▶ [PROBLEM DESCRIPTION]:
From the records below, find each line with the string "page" and copy it.

----- INPUT DATA

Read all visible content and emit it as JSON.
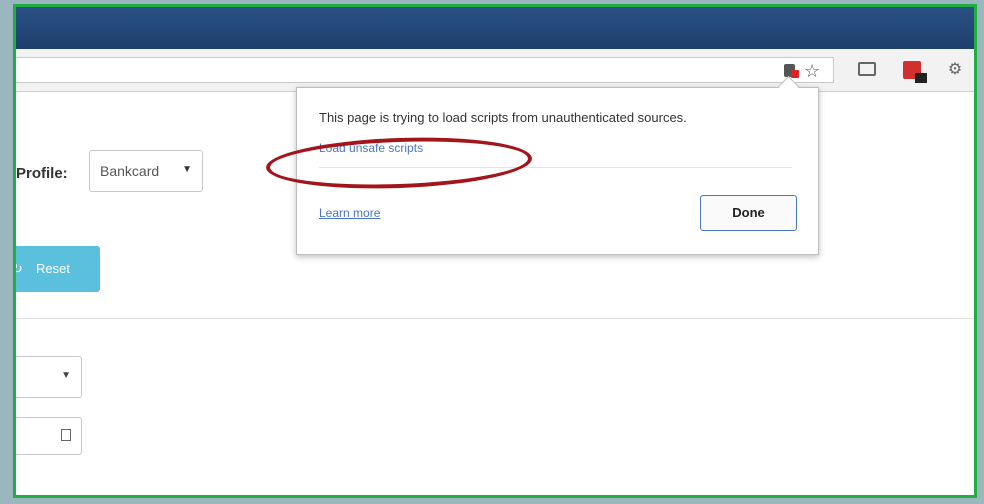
{
  "browser": {
    "icons": [
      "shield-blocked-icon",
      "star-icon",
      "cast-icon",
      "extension-red-icon",
      "extension-gear-icon"
    ],
    "star_glyph": "☆",
    "gear_glyph": "⚙"
  },
  "page": {
    "profile_label": "Profile:",
    "profile_value": "Bankcard",
    "reset_label": "Reset"
  },
  "popup": {
    "message": "This page is trying to load scripts from unauthenticated sources.",
    "load_link": "Load unsafe scripts",
    "learn_more": "Learn more",
    "done": "Done"
  },
  "colors": {
    "frame_border": "#1fae3f",
    "titlebar": "#2a5185",
    "reset_button": "#5bc0de",
    "link": "#4a78c2",
    "highlight": "#a3141b"
  }
}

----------

▶ [TASK ANSWER]:
  "page": {
    "message": "This page is trying to load scripts from unauthenticated sources.",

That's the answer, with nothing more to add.